CARROUSEL PRO TIP: This is a great village for the entire family to enjoy, with plenty of kid-friendly activities like face painting, a bouncy castle, and even bocce ball for the grownups!
Our next stop of the day was the Scottish village; a long-standing carrousel destination located at the Scottish Club of Windsor on Tecumseh Road. The hall was filled with tartan-clad revelers enjoying lively Scottish music, a pint of their favourite beer, as well as fish and chips and other traditional fare.
We sampled a little of everything; the crispy fish and chips, the bridie (meat pie) and of course, dessert. The Scottish are known for their shortbread for a reason; the melt-in-your-mouth buttery morsels are the perfect ending to any meal…no matter how full you are!
Before we left we were treated to a beautiful dance routine by the Emerald Isle Irish dancers. This group of young performers was so talented and I’m still in awe of how fast their feet were moving.
CARROUSEL PRO TIP: Make sure you’re there for the pipe band performances; the sound of live bagpipes is such an incredibly moving experience.
Our final stop of the day was the always dynamic Bavarian village, located at the Heimat Banquet Centre on Drouillard Road. The Heimat biergarten is arguably one of the best patios in the city; add to that some traditional Bavarian music, cold German beer, and some bratwurst and you’ve got yourself a good time.

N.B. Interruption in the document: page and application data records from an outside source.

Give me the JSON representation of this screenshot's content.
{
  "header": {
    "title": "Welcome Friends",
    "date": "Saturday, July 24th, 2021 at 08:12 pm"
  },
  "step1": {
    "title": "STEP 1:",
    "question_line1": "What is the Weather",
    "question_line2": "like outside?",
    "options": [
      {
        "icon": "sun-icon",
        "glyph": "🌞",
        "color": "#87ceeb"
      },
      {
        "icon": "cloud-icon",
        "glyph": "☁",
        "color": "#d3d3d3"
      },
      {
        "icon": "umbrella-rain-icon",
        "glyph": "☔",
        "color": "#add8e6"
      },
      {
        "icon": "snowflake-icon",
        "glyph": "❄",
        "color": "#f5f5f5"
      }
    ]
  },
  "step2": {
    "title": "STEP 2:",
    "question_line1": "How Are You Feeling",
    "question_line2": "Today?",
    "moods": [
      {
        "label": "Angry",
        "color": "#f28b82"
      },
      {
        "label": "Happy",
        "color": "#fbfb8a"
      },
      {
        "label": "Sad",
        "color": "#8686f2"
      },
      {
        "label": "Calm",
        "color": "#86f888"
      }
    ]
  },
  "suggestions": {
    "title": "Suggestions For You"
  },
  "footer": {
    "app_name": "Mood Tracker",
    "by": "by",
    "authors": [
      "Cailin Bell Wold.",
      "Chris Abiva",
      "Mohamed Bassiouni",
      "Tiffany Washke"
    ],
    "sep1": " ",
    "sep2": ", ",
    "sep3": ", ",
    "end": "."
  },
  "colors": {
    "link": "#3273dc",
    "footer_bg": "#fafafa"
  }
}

The sound of accordions filled the air, and so did the smell of all the amazing German dishes they were cooking up in the kitchen. We were excited to try a little of everything: pork schnitzel, warm German potato salad, and obazda; a Bavarian cheese ball served with pretzels for dipping. I LOVED the breaded sauerkraut balls too; a must-try.
We finished off our evening unwinding in the biergarten enjoying the atmosphere and the live music. It felt like we were sitting on a patio in the middle of Munich!
CARROUSEL PRO TIP: This carrousel is traditionally one of the busiest, so if you want to snag yourself a spot in the biergarten, it’s a good idea to arrive early. Also, if you’re a beer enthusiast, I highly recommend a pint of the German grapefruit beer they have on tap. Prost!
To get another first hand account of Carrousel of the Nations head over to Scenes From Dinner: Carrousel of Nations and start planning your Carrousel weekends!